On the other side, Futomaki is the complete opposite. This may contain three or more fillings, similar to a more extensive form of hosomaki.
Rice, cucumber, salmon, and roe are common fillings for Futomaki.
Consider uramaki as an inside-out maki roll. It has around two fillings encased in nori before being covered with sushi rice.
Roe, sesame seeds, or anything else crunchy is sprinkled over this rice. No matter the topping, it is a barrier to keep the rice from sticking to surfaces or sticking together.
This is just fish—typically raw—cut into very thin strips and spread like a blanket over rice. You often also receive some wasabi with something like this.

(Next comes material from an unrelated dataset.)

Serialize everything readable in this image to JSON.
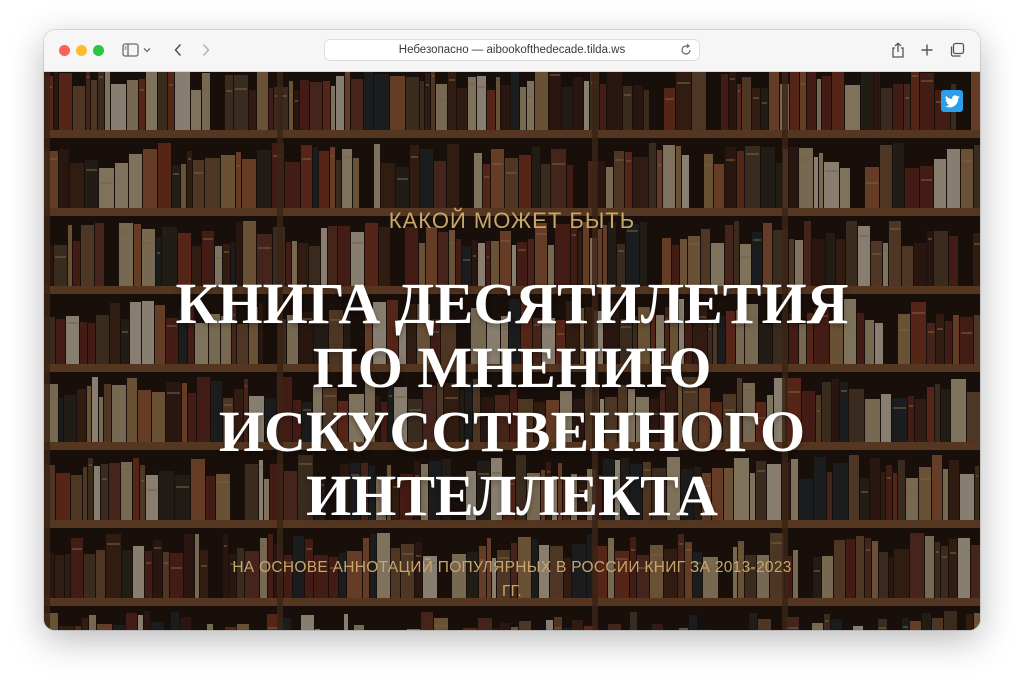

Nigiri, made of tofu or vegetables, is an additional option. When choosing components that won’t adhere well to the rice, such as veggies, a strip of nori will be used to hold everything together.
Nigiri may be larger, even though it’s normally bite-sized. In contrast to maki, you will always receive only one topping, the fish.
Close to maki, but much more artistic and striking.
Roe is often used as a garnish, and ingredients are arranged to make lovely designs.
To make sushi, rice will be put gently around the rice, creating a half-inch area that will later be filled with delicious ingredients.
Many people don’t consider this to be authentic sushi since they think that sushi is just food that is covered in vinegared rice.
Sashimi is slices of meat—typically raw—served with soy sauce, pickled ginger, and wasabi but no rice.
The fundamental objective of this style of meal, which is often regarded as a specialty and an art form, is to be astounded by the taste of the meats.
Not everybody will be able to recognize the mildness and excellence since flavors are subtle. Stay away from this entirely if you’re inexperienced in sushi.
Simply put, you’ll be shelling out a lot of cash for a dish you won’t be capable of thoroughly enjoying.
Now you know the difference between maki and temaki. So, go ahead and enjoy both dishes to the fullest.